▶ [Given entries]:

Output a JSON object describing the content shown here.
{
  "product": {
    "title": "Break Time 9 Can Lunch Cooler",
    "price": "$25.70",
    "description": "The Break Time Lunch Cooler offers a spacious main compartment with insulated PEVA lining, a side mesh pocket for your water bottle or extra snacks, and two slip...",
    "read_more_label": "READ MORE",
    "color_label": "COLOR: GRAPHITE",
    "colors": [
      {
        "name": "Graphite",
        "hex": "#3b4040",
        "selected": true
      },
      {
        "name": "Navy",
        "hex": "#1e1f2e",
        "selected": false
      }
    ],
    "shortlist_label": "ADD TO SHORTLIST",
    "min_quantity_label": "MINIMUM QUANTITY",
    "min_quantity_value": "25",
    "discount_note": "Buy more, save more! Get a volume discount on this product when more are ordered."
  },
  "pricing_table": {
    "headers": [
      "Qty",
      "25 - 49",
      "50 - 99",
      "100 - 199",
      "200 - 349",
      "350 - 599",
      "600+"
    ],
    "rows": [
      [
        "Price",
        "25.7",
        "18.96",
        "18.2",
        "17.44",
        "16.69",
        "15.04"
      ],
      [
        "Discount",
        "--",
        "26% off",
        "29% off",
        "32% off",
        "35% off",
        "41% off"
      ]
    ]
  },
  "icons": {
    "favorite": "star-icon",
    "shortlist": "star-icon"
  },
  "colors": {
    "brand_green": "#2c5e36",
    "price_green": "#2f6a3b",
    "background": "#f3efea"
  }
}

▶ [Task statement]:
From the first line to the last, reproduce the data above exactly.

▶ [Output for this exercise]:
Output a JSON object describing the content shown here.
{
  "product": {
    "title": "Break Time 9 Can Lunch Cooler",
    "price": "$25.70",
    "description": "The Break Time Lunch Cooler offers a spacious main compartment with insulated PEVA lining, a side mesh pocket for your water bottle or extra snacks, and two slip...",
    "read_more_label": "READ MORE",
    "color_label": "COLOR: GRAPHITE",
    "colors": [
      {
        "name": "Graphite",
        "hex": "#3b4040",
        "selected": true
      },
      {
        "name": "Navy",
        "hex": "#1e1f2e",
        "selected": false
      }
    ],
    "shortlist_label": "ADD TO SHORTLIST",
    "min_quantity_label": "MINIMUM QUANTITY",
    "min_quantity_value": "25",
    "discount_note": "Buy more, save more! Get a volume discount on this product when more are ordered."
  },
  "pricing_table": {
    "headers": [
      "Qty",
      "25 - 49",
      "50 - 99",
      "100 - 199",
      "200 - 349",
      "350 - 599",
      "600+"
    ],
    "rows": [
      [
        "Price",
        "25.7",
        "18.96",
        "18.2",
        "17.44",
        "16.69",
        "15.04"
      ],
      [
        "Discount",
        "--",
        "26% off",
        "29% off",
        "32% off",
        "35% off",
        "41% off"
      ]
    ]
  },
  "icons": {
    "favorite": "star-icon",
    "shortlist": "star-icon"
  },
  "colors": {
    "brand_green": "#2c5e36",
    "price_green": "#2f6a3b",
    "background": "#f3efea"
  }
}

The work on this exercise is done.